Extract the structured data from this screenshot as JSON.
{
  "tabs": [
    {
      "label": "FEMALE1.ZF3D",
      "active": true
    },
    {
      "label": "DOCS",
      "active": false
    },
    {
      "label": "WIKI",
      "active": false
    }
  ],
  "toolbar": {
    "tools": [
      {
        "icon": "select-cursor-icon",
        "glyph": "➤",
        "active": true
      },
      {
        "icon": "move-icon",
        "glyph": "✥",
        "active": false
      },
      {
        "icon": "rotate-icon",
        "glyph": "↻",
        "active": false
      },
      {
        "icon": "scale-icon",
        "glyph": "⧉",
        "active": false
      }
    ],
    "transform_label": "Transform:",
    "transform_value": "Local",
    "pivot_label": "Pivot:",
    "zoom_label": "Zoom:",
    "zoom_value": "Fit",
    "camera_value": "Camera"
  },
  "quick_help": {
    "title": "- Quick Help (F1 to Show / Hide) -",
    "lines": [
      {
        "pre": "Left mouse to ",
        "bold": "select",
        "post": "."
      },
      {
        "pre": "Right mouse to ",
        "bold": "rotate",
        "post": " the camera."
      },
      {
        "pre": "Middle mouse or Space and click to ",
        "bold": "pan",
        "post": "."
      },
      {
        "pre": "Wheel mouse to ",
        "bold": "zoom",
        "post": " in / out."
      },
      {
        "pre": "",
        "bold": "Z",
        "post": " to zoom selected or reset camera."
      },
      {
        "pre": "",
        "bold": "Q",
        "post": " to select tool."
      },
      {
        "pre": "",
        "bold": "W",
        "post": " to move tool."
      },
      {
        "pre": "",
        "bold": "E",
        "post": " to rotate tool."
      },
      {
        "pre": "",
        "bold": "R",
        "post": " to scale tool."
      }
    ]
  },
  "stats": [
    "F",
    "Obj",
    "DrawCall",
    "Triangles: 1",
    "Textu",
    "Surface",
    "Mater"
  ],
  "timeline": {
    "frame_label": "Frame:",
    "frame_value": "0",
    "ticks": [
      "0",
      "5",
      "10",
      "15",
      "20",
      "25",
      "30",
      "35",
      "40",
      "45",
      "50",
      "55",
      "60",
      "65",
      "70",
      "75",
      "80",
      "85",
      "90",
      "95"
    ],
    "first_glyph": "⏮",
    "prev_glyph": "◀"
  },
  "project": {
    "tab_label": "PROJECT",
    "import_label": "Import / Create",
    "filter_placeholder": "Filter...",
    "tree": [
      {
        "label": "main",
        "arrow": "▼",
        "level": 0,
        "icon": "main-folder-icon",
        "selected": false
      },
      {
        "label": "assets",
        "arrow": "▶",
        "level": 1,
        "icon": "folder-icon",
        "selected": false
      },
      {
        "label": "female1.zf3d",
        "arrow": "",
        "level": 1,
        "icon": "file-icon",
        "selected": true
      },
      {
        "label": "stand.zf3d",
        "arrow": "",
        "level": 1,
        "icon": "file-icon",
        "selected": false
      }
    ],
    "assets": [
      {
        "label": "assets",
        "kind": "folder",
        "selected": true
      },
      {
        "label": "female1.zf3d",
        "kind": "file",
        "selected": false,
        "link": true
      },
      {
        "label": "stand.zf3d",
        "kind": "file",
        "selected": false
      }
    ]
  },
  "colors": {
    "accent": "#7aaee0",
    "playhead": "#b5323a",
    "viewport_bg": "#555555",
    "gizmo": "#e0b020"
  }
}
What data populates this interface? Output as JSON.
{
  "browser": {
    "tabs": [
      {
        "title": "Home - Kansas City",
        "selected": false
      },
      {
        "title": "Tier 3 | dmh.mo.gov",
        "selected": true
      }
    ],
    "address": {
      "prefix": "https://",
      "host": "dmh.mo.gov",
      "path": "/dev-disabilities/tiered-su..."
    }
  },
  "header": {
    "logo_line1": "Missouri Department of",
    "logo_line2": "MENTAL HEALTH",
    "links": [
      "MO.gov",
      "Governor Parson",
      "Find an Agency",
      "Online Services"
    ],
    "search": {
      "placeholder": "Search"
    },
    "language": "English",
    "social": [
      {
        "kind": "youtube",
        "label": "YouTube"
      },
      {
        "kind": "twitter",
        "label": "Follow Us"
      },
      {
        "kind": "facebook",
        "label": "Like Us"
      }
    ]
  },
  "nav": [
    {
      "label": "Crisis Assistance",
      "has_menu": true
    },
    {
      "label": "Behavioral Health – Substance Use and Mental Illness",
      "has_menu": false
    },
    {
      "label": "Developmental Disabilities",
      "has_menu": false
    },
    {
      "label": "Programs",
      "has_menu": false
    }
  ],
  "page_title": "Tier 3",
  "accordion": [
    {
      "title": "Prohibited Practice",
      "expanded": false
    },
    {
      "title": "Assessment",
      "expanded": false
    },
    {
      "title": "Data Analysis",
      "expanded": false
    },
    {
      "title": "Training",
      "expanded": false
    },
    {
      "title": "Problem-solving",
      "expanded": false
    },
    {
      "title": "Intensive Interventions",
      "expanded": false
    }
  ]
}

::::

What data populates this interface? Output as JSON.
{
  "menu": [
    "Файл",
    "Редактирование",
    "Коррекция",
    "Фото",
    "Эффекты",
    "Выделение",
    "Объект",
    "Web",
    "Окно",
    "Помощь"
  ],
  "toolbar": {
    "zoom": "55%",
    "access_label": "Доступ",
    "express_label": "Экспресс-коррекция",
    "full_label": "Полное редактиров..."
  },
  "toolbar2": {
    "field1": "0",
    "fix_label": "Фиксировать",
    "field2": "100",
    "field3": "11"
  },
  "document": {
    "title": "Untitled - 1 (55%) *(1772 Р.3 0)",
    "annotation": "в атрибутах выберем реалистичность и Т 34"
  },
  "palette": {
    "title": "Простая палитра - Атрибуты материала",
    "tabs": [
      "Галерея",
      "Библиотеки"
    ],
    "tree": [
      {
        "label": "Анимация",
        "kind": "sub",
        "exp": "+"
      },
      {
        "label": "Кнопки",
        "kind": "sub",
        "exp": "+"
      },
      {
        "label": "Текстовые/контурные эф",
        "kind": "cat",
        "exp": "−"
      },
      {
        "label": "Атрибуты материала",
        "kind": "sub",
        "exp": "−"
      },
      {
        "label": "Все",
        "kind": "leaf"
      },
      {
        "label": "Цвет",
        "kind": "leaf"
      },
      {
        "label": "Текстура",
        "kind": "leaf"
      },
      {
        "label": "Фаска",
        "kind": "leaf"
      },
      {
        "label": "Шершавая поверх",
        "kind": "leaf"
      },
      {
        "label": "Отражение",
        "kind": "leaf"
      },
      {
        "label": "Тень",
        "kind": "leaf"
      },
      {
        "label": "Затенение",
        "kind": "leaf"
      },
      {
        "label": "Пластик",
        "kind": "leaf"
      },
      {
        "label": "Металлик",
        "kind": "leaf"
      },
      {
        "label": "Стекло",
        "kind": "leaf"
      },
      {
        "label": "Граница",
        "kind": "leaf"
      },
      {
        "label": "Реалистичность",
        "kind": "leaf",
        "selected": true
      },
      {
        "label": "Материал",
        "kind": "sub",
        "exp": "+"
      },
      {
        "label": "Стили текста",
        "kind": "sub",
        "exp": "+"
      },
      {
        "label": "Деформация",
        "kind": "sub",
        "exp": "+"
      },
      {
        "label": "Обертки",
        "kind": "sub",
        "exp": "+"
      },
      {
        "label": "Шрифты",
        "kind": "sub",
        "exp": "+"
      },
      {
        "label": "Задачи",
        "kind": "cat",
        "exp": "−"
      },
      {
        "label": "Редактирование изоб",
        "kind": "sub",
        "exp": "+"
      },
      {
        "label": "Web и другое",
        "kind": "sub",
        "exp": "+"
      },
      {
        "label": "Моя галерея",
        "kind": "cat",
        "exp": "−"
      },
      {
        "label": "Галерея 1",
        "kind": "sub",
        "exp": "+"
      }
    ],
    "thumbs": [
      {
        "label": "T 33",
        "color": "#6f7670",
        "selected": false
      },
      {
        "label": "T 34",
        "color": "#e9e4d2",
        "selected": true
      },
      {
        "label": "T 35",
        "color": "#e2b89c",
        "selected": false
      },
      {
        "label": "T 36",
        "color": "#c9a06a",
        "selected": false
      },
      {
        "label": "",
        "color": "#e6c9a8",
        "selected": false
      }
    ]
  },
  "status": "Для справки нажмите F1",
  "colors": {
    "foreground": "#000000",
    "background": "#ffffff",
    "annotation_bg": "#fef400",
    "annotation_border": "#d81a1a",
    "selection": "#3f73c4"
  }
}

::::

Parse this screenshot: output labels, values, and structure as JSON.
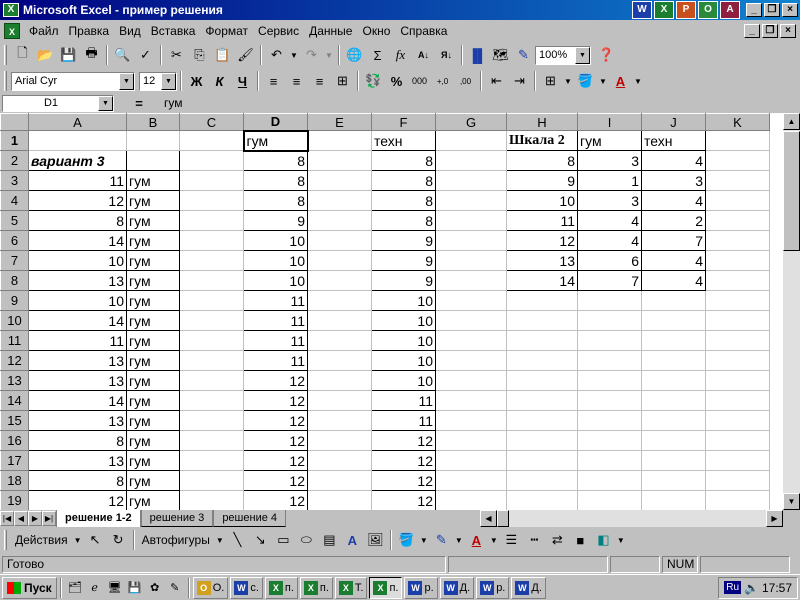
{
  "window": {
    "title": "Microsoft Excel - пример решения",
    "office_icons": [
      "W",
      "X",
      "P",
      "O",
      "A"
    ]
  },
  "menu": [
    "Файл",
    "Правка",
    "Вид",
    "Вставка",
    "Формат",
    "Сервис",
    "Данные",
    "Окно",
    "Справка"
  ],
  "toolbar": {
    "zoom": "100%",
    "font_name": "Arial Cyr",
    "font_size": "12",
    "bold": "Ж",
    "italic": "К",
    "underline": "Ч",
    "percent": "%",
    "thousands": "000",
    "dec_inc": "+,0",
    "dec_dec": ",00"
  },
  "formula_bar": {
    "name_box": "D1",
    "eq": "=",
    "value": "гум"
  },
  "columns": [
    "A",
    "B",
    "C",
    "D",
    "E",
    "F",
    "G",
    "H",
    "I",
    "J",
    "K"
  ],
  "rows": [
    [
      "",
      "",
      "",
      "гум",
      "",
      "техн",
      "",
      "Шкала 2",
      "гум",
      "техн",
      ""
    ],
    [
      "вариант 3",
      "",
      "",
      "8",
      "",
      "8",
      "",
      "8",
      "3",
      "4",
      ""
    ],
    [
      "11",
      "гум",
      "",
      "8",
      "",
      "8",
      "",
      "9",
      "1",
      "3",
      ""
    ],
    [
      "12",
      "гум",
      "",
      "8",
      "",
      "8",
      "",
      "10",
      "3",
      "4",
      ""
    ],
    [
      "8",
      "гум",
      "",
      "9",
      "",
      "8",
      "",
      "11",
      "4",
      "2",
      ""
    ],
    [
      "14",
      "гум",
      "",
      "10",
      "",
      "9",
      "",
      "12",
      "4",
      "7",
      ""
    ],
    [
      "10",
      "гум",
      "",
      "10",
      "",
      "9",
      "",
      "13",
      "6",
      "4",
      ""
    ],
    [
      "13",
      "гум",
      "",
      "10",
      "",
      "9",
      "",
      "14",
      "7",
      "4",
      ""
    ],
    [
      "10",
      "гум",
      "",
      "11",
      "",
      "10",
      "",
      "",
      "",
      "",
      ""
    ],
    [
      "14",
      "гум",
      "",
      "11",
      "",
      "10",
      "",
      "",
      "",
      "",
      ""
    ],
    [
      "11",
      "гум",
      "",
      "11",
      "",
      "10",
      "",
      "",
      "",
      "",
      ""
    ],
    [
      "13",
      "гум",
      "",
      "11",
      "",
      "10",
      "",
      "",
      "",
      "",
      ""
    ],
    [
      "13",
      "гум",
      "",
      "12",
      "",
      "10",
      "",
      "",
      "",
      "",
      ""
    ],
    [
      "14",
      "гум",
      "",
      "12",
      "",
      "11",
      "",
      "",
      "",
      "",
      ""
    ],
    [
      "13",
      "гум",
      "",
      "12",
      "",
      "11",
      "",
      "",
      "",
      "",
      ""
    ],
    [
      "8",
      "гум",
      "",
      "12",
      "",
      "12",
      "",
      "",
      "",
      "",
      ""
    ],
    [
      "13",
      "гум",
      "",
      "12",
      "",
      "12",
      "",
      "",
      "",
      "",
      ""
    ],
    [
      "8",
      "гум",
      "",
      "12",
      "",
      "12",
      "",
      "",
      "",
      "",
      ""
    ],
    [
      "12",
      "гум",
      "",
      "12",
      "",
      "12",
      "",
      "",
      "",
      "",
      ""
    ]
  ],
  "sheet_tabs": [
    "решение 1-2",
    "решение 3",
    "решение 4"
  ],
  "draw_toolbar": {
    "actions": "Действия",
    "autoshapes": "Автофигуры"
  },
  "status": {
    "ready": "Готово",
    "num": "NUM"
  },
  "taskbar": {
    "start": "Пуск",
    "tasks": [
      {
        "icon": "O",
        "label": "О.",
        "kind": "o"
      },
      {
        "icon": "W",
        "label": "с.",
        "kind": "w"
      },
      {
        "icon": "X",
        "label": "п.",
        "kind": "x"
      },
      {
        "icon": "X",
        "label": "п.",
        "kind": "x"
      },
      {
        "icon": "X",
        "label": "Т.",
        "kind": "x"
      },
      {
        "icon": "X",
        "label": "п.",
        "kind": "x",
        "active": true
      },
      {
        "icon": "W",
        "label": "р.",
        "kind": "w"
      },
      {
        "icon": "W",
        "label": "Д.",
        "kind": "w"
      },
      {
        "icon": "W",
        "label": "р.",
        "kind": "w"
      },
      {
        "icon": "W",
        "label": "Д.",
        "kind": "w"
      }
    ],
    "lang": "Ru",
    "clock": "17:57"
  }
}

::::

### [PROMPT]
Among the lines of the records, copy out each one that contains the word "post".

### [SOLUTION BELOW]
        "post": "."
        "post": " the camera."
        "post": "."
        "post": " in / out."
        "post": " to zoom selected or reset camera."
        "post": " to select tool."
        "post": " to move tool."
        "post": " to rotate tool."
        "post": " to scale tool."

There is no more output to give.